━━ SUPPLIED RECORDS

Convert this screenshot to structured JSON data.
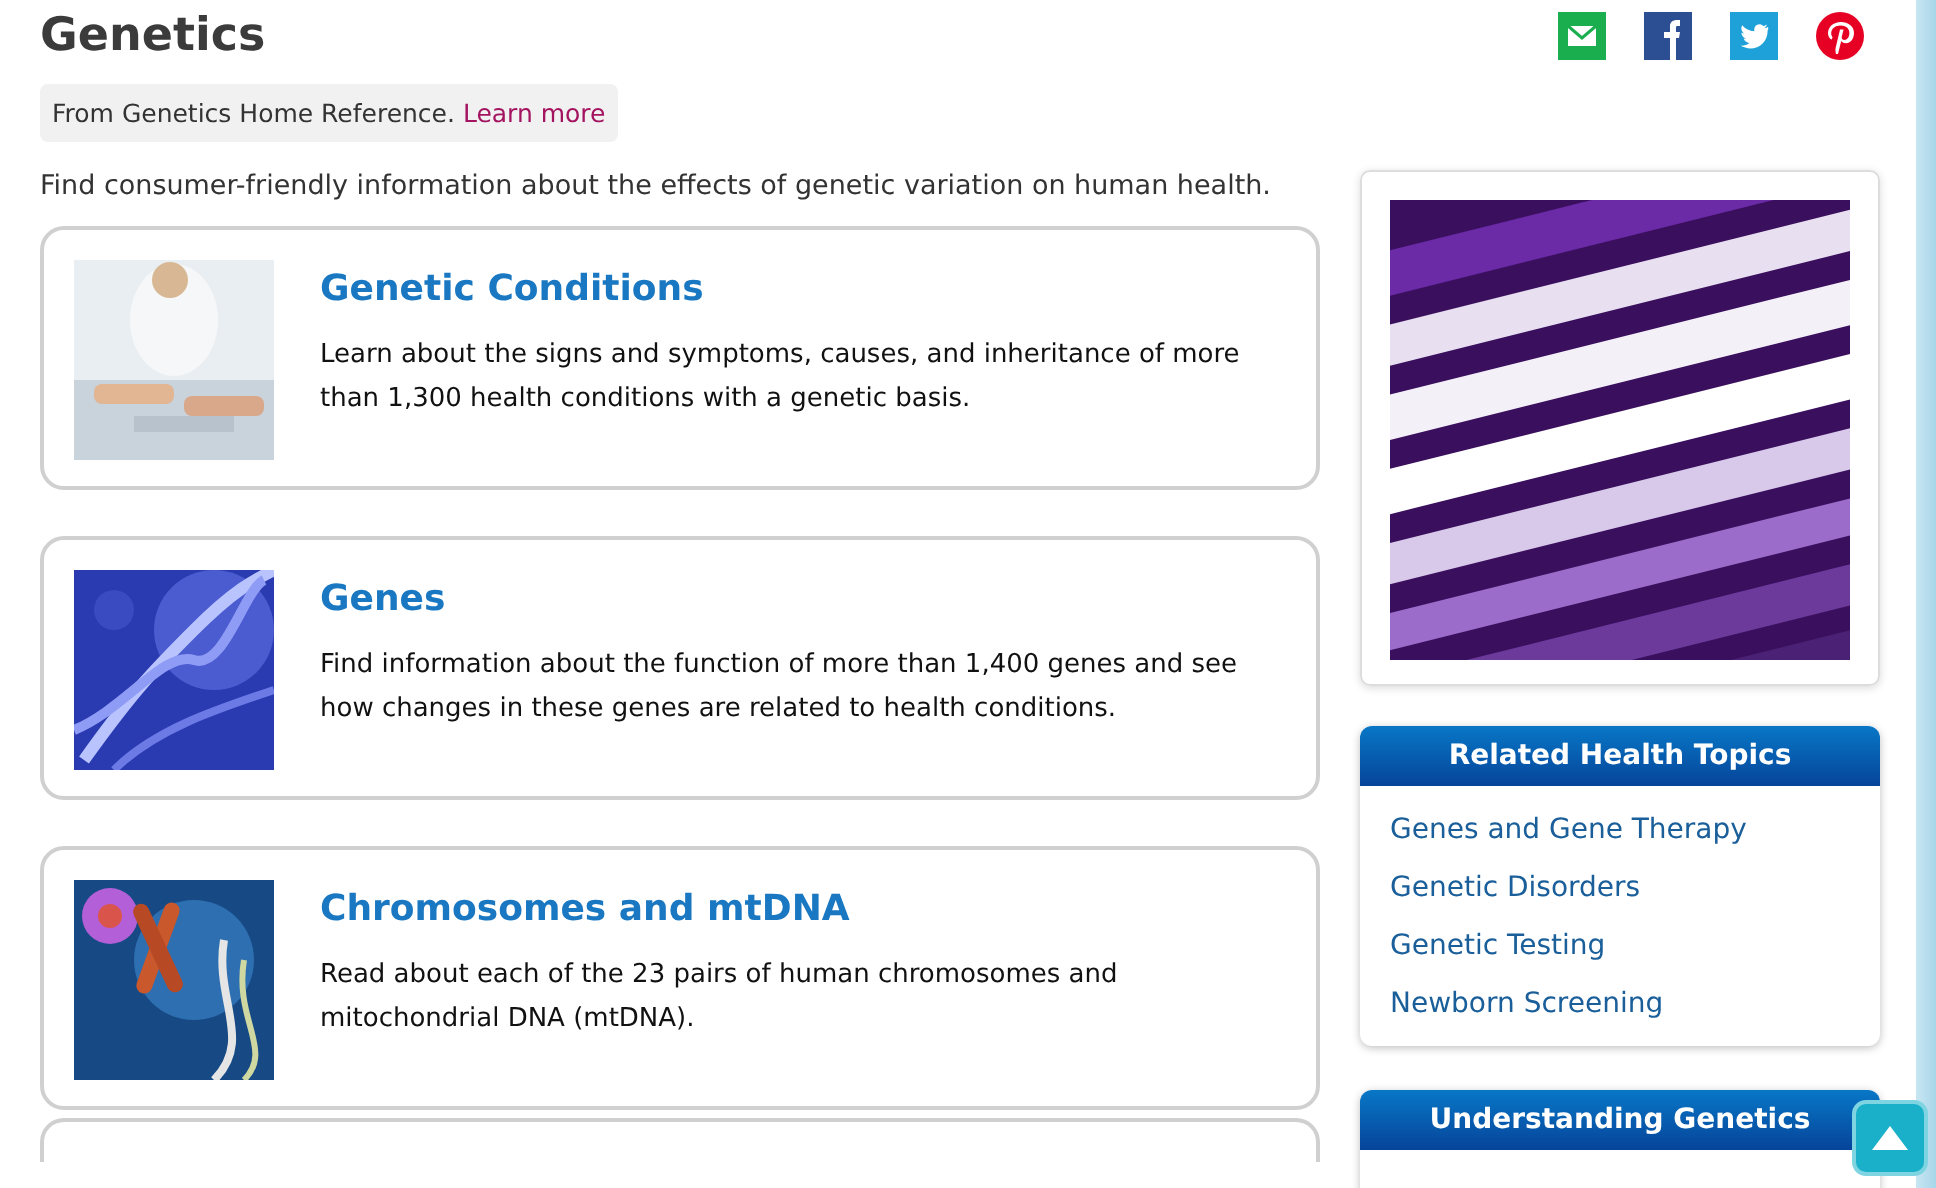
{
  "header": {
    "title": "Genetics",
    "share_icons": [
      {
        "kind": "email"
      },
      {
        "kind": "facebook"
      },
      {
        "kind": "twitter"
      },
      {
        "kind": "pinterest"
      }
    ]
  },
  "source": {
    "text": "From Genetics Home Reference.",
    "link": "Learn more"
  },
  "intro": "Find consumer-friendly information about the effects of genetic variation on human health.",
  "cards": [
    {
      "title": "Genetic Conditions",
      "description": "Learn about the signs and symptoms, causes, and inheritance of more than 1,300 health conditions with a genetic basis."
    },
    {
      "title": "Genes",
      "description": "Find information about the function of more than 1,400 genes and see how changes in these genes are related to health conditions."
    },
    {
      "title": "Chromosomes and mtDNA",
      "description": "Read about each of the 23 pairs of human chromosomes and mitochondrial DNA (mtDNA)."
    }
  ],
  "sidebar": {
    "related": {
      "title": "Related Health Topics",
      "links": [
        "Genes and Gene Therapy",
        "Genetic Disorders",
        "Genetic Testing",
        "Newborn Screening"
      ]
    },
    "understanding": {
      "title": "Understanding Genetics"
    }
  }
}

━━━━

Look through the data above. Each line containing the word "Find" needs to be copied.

- _SOLUTION BELOW_:
  "intro": "Find consumer-friendly information about the effects of genetic variation on human health.",
      "description": "Find information about the function of more than 1,400 genes and see how changes in these genes are related to health conditions."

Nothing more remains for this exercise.